Exercise description |
When the string "start" appears in a line of the records, show the whole line.

Task data |
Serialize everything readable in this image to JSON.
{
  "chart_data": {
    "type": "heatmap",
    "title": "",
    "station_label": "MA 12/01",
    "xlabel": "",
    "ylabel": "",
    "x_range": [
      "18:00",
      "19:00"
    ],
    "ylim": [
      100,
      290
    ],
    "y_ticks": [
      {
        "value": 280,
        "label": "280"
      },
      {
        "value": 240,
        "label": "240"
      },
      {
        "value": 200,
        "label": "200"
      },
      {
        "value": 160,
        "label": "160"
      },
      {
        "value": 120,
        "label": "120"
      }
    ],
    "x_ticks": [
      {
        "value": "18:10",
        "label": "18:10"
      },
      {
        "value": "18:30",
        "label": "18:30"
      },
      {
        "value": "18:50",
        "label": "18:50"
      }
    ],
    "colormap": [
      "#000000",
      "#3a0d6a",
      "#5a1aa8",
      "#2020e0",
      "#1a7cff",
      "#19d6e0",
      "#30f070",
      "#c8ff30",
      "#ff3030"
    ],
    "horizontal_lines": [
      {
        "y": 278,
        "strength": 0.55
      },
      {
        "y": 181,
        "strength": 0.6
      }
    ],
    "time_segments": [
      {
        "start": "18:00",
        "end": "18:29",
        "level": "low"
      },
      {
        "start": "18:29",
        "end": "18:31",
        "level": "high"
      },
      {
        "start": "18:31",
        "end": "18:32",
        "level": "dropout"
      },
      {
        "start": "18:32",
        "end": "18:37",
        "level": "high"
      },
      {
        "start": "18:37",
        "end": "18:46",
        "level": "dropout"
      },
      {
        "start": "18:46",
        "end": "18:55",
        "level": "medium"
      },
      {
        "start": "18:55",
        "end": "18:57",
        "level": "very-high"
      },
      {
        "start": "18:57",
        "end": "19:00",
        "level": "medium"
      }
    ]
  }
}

Completed task |
        "start": "18:00",
        "start": "18:29",
        "start": "18:31",
        "start": "18:32",
        "start": "18:37",
        "start": "18:46",
        "start": "18:55",
        "start": "18:57",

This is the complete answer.